how-to-research

Battling the clock: How to conduct research with little time

In Strategic Communications by Martin Waymire

In a busy world, time means everything. We search for faster ways to download information, share news, or understand issues. It’s grown easier to find information, but how can we get the information we want when we’re racing against a deadline?

Research becomes more important when working with a client. Research allows you to get to know your client’s background and influence in the community. It gives you a foundation to build campaigns and form strategies. But, most importantly, understanding a client’s mission and goals helps you serve the client in the best possible way.

If you’re unsure about where to begin, or are just looking for simple tips to help you improve, here are some strategies that have helped me.

Begin with a goal in mind

All good research has an end result. Even before opening a browser, start brainstorming outcomes and think of what you hope to accomplish. Creating a goal establishes basic boundaries, and helps focus your time towards a specific end.

One simple goal could be finding five sources that support your main idea. This type of goal occurs often in college while students research assignments. In a professional position, goals look a little different. For example, research can pose a question such as, “What is the client’s goal for this research?”

Take advantage of this “pre-research” time, even if it’s only a few minutes. Pausing to collect your thoughts helps you approach the research calmly, rather than rush into a frantic search with no end in sight.

Know where to look: Finding reliable sources

Conducting research quickly doesn’t excuse inaccuracy. Knowing where to locate accurate information is key. For example, when I research an organization, I begin with its website to discover how it views itself. Then I turn to news agencies such as the New York Times, CNN, or media outlets in the state such as the Detroit Free Press or MLive to see if the organization has garnered any media coverage.

Make sure to draw research from multiple sources. This allows you to analyze research from multiple perspectives. Just remember to use credible sources. Your research will be trustworthy only if you find information from credible sources.

Stay organized: Find a system that works for you

Perhaps the hardest aspect of research is staying organized. Organizing information looks different for every person, varying from organized chaos, to fully-annotated spreadsheets. The trick is finding what works best for you.

In my own research, I’ve found that saving links to articles in a Word document with key points provides me with a quick reference tool when I finally compile a report.

Staying organized can be challenging. If you work better with paper and pencil, be sure to keep a detailed planner and written “To-Do” list to help you throughout the process. Thanks to digital technology, there are other tools to help you stay organized.

Excel spreadsheets help with numbers and data, but as a writer I often have to organize broad ideas and themes. Two websites I’ve found helpful are Evernote and Google Docs, which allow you to access ideas and research anywhere there’s internet access.

Don’t be afraid to ask questions

If you run into roadblocks and can’t find information, ask for help. It can be as simple as asking a coworker if he or she knows of better places to research or even asking a client more about the intent for the research. It’s better to ask questions than waste time looking for information in the wrong places.

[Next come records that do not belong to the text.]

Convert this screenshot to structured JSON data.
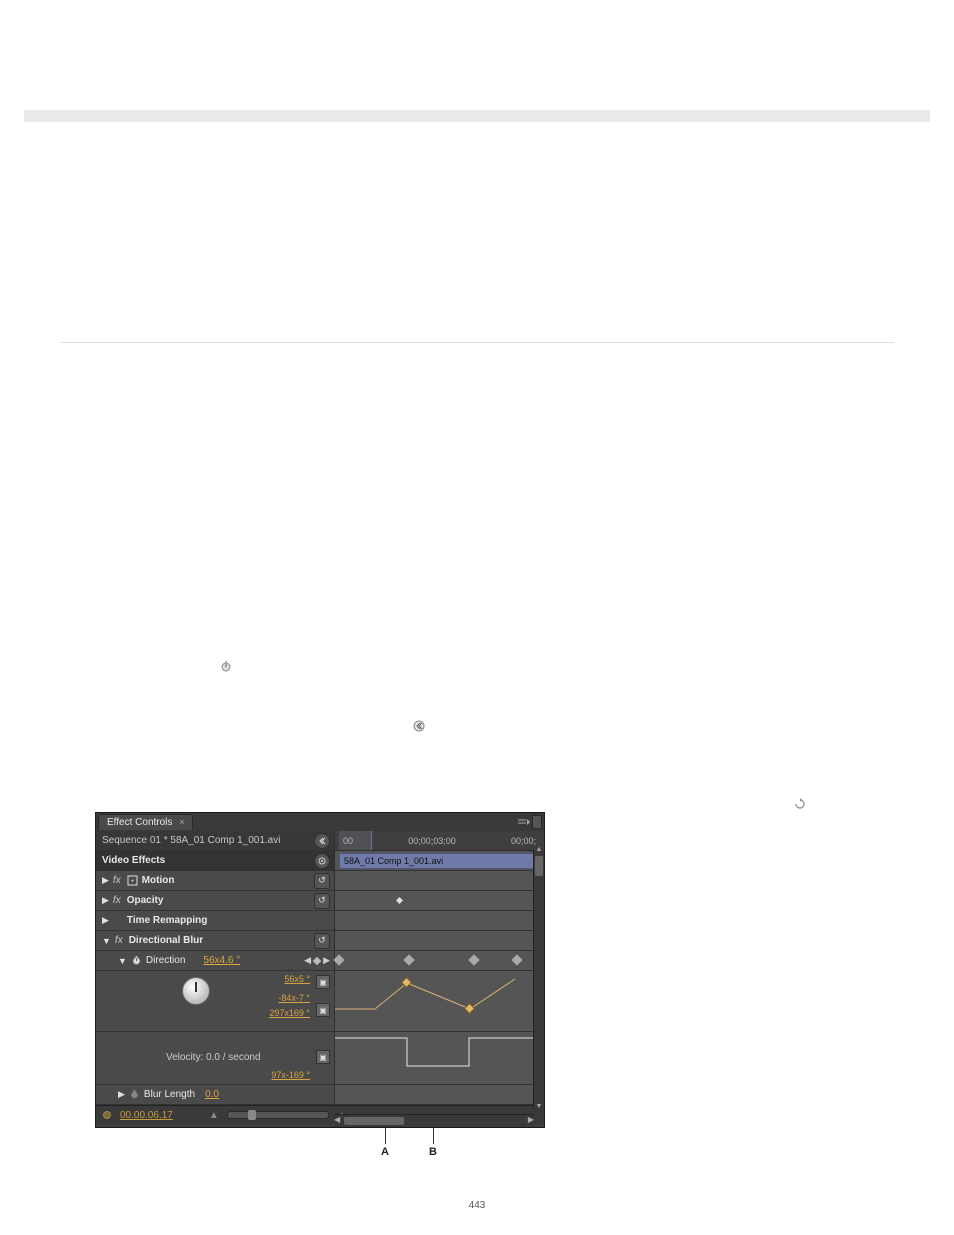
{
  "page_number": "443",
  "callouts": {
    "A": "A",
    "B": "B"
  },
  "panel": {
    "tab_title": "Effect Controls",
    "sequence_label": "Sequence 01 * 58A_01 Comp 1_001.avi",
    "timeline": {
      "tick1": "00",
      "tick2": "00;00;03;00",
      "tick3": "00;00;"
    },
    "clip_name": "58A_01 Comp 1_001.avi",
    "video_effects_header": "Video Effects",
    "effects": {
      "motion": "Motion",
      "opacity": "Opacity",
      "time_remapping": "Time Remapping",
      "directional_blur": "Directional Blur"
    },
    "direction": {
      "label": "Direction",
      "value": "56x4.6 °",
      "range_top": "56x5 °",
      "range_mid_neg": "-84x-7 °",
      "range_high": "297x169 °",
      "range_low": "97x-169 °"
    },
    "velocity_label": "Velocity: 0.0 / second",
    "blur_length": {
      "label": "Blur Length",
      "value": "0.0"
    },
    "current_time": "00.00.06.17"
  }
}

There’s no single way to conduct research, but the key to conducting research quickly is to start with a goal in mind and remain focused as you work.

About the Author

Emily Pohl is a student practitioner at Martin Waymire and a senior at Siena Heights University majoring in Professional Communications. In addition to her work in public relations, she works as a communications and development intern for St. Vincent Catholic Charities in Lansing. Emily also volunteers as a social media promoter for local young professional groups. When not at work, Emily indulges her love of reading, writing poetry, and traveling around the world.